I don’t have a scientific reason why people violate trading with the trend, only my own subjective observations. Most traders use some form of methodology involving oscillators and rate of change indicators and very often during a trend these indicators will indicate a buy/sell signal against the trend. Since most traders trust their indicators, they tend to take the indicated trade even though it is against the trend. Bad mistake. Oscillators and rate of change indicators do not differentiate trending and non-trending markets. They simply take into account specific price action and display the results. So often you’ll see a oscillator indicated trade against the trend, and you have to learn to ignore this buy/sell indicator. In reality, it is no simple task and takes a high degree of self-discipline.
Other traders pride themselves on identifying market peaks and market troughs. If you think about it, this trading is predictive in nature. As I have stated in many articles, the randomness component in futures trading makes any futures market predictions a low probability proposition. I preach trading in a reactive faction, which means identifying trends and taking trades in the direction of the trend. It only makes sense. In my opinion, the only truly successful futures traders always trade in the direction of the trend. But back to our predictive traders, there is certainly no shortage of vendors hawking the latest predictive mechanism which will enable traders to spot market peaks and troughs. Usually these products fall to the wayside in short order. Here is the problem; certain techniques work under finite market conditions, but the market is a creature of many moods and predictive techniques are unable to adjust to the many market conditions that occur. Quite simply, there is no predicting what the market will do and anyone who claims they have figured out, in a predictive sense, where the market is headed is simply wrong. It’s never been done, and scientific evidence suggests it cannot be done.

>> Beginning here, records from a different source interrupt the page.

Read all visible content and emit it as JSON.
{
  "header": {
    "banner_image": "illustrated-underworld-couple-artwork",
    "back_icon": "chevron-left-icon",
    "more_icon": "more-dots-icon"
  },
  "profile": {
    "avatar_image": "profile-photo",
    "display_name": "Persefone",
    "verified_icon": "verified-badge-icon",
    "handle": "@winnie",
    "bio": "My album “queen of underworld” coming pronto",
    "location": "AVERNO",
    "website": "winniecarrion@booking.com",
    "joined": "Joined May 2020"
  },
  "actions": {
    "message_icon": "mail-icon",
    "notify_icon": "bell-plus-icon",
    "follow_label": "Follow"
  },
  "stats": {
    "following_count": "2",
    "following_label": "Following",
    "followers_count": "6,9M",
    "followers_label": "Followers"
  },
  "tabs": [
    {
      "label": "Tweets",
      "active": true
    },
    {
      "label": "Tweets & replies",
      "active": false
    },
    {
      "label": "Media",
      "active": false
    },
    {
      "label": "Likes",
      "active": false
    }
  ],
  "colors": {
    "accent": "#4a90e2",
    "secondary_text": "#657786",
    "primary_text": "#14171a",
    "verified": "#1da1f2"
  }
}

The results speak for themselves, and trend following is one of the few valid methods for real profits in the futures market. Once a trend is identified, a trader can use his oscillators or other indicators to find a valid entry point and generally do very well. One nice and profitable result of trend following is the ability to let your profits run. If the market is headed in one direction, stay with the trade. There will be periodic retracements in any trend, and they are to be expected. But don’t be fooled by these retracements, as a trending market will resume its original trend after a short retracement period. In my opinion, traders who are enticed into trading the retracements are convinced the trend has changed, only to find out exactly the opposite. Trading retracements is dicey business, and I avoid it.